_TO DO_.
Which lines below include "subtitle"? Copy them all.

_EXTRACTED ENTRIES_.
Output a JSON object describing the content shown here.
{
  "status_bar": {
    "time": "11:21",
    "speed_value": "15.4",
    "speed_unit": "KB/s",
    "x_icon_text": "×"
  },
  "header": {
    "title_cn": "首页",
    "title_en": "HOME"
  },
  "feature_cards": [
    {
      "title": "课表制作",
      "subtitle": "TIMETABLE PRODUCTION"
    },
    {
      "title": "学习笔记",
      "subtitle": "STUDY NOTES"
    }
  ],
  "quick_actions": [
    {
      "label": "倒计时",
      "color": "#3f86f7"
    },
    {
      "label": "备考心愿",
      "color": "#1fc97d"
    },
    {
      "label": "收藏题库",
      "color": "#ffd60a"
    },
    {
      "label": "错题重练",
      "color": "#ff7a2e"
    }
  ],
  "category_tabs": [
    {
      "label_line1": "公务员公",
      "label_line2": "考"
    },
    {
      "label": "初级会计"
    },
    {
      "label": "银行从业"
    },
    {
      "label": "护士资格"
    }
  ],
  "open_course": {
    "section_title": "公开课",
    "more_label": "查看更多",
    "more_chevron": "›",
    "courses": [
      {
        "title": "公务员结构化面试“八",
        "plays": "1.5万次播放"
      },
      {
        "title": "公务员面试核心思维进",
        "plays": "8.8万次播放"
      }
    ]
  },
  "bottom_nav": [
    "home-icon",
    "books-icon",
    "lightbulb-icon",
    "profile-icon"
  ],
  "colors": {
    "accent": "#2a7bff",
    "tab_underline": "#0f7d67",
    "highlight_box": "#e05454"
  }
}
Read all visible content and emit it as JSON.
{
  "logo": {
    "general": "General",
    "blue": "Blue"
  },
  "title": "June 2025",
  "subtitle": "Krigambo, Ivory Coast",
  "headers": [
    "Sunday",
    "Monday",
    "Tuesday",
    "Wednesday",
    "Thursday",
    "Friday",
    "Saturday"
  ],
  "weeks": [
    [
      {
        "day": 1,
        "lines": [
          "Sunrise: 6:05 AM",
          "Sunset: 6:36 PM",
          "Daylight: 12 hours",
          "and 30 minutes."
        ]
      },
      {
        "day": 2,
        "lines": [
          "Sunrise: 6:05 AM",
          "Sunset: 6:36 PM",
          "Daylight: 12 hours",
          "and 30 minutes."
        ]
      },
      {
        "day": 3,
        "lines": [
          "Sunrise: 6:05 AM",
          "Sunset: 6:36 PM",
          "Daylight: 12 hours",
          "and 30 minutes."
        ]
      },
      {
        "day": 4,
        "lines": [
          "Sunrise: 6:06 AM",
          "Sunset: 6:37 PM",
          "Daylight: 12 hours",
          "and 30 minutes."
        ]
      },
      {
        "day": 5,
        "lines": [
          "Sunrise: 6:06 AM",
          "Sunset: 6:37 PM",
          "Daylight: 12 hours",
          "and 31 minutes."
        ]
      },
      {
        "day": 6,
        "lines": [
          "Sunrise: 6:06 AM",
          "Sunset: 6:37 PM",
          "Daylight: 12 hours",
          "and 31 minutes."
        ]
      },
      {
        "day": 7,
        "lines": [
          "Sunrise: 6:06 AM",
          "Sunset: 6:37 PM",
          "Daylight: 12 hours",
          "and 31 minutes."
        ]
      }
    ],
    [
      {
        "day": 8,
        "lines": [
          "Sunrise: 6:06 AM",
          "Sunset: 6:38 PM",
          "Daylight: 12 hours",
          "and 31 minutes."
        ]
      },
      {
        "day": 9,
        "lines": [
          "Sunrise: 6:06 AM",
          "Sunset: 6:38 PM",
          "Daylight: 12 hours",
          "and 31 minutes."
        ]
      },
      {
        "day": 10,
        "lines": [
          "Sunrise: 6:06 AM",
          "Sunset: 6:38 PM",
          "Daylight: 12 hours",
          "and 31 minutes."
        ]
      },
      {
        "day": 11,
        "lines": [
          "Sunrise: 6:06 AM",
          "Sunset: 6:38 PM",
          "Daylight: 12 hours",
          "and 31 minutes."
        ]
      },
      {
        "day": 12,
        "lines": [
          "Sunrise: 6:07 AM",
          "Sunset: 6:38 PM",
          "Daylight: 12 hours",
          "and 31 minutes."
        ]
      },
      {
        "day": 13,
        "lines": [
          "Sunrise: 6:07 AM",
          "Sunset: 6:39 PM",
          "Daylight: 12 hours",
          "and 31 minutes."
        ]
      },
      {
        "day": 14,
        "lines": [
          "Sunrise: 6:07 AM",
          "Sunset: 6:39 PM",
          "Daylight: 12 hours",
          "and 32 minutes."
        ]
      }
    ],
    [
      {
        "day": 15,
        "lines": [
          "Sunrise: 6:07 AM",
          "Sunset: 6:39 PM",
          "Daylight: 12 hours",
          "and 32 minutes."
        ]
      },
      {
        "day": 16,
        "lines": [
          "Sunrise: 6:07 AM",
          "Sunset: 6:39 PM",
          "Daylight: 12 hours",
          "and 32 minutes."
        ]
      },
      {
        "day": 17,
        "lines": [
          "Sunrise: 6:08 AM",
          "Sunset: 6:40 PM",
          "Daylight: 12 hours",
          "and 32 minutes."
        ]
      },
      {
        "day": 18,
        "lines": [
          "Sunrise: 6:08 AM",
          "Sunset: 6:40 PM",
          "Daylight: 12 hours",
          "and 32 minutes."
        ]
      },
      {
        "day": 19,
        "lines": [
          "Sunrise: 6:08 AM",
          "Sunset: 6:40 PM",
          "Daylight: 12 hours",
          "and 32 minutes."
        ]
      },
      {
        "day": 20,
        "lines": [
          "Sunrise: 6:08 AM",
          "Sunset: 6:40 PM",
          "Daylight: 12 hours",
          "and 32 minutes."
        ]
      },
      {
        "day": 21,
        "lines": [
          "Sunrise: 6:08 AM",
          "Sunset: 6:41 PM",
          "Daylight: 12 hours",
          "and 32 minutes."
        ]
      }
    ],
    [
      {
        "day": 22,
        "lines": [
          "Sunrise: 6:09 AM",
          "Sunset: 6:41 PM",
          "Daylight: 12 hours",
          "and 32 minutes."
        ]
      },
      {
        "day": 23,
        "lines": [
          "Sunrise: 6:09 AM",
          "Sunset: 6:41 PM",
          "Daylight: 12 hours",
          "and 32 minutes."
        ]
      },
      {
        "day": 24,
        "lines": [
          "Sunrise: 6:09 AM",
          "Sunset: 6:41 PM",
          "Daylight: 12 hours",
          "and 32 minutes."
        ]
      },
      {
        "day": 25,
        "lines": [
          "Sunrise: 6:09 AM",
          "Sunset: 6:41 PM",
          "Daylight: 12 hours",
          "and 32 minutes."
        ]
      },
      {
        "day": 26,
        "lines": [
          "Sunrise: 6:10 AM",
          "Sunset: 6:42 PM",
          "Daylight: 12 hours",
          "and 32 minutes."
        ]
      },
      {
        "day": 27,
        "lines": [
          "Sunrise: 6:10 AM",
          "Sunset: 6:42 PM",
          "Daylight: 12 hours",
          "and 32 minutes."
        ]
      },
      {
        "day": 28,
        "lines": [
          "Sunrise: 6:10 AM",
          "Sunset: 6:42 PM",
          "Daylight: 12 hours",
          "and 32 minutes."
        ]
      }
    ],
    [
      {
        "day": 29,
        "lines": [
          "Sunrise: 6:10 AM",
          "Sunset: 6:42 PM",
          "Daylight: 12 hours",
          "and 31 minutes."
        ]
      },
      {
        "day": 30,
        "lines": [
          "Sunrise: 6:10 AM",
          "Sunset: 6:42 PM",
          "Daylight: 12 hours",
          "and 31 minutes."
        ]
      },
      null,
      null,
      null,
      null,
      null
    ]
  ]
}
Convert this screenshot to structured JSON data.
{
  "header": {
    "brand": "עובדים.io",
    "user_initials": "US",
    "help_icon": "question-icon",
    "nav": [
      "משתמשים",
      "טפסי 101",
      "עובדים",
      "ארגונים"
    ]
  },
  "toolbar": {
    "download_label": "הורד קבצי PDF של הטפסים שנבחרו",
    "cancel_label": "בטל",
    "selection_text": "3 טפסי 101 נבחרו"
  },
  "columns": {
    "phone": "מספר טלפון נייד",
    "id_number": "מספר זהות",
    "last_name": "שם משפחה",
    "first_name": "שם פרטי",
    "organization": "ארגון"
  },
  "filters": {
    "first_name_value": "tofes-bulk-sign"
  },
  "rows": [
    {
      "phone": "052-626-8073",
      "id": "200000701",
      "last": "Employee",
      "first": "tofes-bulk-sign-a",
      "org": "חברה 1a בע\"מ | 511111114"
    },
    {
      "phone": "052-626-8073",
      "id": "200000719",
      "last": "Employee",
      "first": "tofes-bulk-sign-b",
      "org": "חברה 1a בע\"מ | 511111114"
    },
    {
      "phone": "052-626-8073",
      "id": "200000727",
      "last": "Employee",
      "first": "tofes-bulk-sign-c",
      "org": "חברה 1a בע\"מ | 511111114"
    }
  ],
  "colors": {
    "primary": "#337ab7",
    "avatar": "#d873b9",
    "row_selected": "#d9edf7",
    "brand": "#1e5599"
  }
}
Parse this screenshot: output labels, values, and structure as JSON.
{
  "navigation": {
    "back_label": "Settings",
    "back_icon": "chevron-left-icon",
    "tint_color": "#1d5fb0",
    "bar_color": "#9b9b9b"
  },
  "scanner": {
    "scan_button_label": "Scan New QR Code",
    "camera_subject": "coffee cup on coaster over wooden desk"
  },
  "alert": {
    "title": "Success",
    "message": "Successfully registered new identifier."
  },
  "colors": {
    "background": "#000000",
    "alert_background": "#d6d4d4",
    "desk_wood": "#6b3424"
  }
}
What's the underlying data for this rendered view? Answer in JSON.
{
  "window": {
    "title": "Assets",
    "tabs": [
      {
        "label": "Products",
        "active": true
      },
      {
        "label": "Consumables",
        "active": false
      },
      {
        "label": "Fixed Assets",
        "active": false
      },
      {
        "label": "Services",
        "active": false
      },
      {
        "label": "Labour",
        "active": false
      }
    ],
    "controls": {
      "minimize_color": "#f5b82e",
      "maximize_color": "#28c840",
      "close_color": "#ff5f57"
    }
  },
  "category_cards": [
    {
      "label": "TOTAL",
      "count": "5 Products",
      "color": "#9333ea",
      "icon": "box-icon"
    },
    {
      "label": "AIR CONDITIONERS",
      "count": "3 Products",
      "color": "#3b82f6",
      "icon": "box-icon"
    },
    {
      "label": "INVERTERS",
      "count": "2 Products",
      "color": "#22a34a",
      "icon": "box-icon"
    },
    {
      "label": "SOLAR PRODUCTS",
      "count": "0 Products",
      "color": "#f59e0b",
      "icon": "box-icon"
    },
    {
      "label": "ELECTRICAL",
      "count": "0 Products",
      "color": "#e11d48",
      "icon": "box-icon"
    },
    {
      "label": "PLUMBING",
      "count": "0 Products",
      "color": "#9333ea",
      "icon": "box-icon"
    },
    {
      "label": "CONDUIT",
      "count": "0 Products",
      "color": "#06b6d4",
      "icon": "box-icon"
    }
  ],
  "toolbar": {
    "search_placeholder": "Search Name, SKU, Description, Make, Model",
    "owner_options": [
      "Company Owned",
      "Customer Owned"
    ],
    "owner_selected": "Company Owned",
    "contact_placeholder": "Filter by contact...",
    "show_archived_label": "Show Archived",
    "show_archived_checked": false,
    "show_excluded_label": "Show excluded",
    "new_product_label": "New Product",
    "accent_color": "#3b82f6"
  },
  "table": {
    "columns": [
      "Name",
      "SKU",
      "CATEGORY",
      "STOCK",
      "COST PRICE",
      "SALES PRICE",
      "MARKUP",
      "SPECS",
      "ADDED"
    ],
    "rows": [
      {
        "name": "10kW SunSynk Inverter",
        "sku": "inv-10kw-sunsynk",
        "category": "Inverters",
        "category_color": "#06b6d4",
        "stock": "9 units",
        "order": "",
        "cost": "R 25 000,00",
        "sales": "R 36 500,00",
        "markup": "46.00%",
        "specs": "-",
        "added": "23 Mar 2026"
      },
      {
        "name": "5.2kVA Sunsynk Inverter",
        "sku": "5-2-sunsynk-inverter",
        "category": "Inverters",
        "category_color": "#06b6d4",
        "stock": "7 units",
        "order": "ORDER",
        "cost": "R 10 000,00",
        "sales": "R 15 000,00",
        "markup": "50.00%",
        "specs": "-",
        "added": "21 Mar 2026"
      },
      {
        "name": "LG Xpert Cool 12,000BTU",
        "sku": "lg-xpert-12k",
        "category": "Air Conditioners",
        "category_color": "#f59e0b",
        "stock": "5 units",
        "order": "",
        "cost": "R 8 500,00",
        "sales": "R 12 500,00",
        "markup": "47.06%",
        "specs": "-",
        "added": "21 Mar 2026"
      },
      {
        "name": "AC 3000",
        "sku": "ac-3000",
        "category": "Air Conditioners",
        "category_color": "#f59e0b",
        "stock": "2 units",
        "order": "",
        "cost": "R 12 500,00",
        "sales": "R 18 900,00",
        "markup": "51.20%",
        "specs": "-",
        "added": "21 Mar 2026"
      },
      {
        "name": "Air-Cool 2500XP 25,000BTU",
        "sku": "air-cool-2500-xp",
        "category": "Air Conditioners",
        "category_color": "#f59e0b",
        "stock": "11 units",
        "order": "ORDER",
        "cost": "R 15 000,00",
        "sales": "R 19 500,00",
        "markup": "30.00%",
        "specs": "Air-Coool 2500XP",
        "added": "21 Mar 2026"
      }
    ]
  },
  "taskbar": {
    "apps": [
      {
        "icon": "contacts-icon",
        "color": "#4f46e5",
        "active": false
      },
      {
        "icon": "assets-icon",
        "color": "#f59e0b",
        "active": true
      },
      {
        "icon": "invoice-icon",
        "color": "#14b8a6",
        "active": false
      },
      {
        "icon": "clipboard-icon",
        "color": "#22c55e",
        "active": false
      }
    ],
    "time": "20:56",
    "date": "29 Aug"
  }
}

_OUTPUT BELOW_.
      "subtitle": "TIMETABLE PRODUCTION"
      "subtitle": "STUDY NOTES"
  "subtitle": "Krigambo, Ivory Coast",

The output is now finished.